As you can see, I have a common theme throughout this column — relationships. Relationship building is the foundation of what I do at WAWG, and it’s hard work. You spend the time and energy building relationships and contacts, and then, suddenly, there’s a change in administration or someone makes a career change, and it can be overwhelming to feel like you are back to square one and have to start over with someone new. We need relationships in all areas of our life — business, personal, family, and neighbors. It’s something we all do. Some people are more successful than others at it, but it’s a part of life. I enjoy meeting new people, but it’s something you have work at it, even if you have an outgoing personality.
I had an amazing experience a couple of months ago. I was at a river governance meeting in Montana when I introduced myself to an urban state legislator. We had great conversations on life in general and learned about each other’s background and families. It was very gratifying. We talked about various issues as we both work in the political area and had great conversations on many topics we had in common. At first, I was nervous, because I know I’m very passionate about WAWG’s needs for transportation and infrastructure. I knew we weren’t going to see eye to eye on many aspects of this issue, but, in fact, we actually had many things in common and were able to talk honestly and respectfully.

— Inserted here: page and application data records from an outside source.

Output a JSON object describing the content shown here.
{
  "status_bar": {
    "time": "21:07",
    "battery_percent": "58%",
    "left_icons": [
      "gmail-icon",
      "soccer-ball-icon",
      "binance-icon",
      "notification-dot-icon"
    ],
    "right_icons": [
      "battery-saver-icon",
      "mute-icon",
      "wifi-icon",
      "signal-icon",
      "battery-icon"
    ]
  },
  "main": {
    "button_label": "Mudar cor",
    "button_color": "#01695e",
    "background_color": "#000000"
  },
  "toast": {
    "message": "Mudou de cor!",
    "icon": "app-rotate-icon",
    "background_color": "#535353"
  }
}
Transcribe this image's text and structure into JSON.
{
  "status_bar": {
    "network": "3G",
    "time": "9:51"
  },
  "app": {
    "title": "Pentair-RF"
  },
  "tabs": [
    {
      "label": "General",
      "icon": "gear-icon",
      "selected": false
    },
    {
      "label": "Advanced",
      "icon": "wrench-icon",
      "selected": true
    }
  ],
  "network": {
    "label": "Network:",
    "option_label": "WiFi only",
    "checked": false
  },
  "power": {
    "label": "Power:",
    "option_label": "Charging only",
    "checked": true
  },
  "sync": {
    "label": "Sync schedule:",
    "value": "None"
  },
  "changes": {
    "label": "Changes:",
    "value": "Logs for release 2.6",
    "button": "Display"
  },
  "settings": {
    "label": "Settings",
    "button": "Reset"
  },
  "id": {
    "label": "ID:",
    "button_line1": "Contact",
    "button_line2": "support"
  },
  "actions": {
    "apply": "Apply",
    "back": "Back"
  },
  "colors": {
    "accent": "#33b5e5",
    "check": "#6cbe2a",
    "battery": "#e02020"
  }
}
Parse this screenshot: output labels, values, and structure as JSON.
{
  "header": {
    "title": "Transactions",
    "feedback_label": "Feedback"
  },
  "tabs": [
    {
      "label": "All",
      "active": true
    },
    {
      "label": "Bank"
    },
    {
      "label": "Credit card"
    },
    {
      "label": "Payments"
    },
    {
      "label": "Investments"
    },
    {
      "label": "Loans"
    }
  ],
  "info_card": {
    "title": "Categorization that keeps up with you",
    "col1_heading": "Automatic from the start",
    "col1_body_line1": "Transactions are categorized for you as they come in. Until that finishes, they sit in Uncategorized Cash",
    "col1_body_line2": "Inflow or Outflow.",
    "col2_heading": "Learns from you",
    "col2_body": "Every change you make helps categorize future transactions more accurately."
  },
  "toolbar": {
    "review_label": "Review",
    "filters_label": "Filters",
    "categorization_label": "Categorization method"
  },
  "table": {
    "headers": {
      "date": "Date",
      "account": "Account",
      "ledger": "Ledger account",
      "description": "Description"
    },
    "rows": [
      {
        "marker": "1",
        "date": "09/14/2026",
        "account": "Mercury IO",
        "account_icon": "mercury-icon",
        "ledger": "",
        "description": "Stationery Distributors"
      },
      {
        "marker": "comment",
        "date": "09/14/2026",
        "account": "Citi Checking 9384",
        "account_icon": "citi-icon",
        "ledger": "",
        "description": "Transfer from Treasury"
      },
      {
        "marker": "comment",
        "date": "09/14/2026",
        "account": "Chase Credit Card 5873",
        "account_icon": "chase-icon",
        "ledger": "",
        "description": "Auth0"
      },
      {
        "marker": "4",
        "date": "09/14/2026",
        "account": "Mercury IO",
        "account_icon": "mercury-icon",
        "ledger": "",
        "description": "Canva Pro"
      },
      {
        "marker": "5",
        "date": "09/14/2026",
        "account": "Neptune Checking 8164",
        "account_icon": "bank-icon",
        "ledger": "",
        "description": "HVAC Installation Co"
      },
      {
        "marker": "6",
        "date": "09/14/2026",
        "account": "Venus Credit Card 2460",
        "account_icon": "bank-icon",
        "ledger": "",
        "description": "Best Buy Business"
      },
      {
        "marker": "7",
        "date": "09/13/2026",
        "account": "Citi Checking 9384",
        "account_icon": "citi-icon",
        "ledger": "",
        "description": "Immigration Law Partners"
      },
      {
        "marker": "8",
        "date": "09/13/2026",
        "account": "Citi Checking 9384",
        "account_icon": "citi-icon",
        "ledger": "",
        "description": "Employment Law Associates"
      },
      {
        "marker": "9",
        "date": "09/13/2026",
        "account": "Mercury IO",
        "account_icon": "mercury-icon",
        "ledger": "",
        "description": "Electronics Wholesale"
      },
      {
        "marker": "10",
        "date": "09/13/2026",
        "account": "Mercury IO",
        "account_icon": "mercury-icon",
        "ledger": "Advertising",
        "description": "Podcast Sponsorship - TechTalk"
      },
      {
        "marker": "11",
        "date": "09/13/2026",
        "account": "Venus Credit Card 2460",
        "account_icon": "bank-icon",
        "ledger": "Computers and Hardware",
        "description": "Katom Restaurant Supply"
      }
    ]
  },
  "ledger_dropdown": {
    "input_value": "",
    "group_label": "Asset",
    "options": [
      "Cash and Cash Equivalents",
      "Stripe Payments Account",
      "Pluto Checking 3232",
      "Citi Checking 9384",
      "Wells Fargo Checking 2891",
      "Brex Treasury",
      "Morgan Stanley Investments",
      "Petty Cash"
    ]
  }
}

What I learned from that experience is even if you know you don’t agree with someone on all the issues, the value of finding common ground and getting to know them as a person will soften the hard line drawn in the sand. This develops respect and nurtures an environment where constructive discussions can take place that benefit both parties in situations where beliefs and needs are very different. Right now, with so many divisive issues, our nation feels like it is being pulled in opposite directions. Maybe we all need to step outside our comfort zone and engage with others who are on the opposite side of an issue. We might be surprised at the outcome. We won’t always be successful, but if we don’t take the step forward, we’ll never know.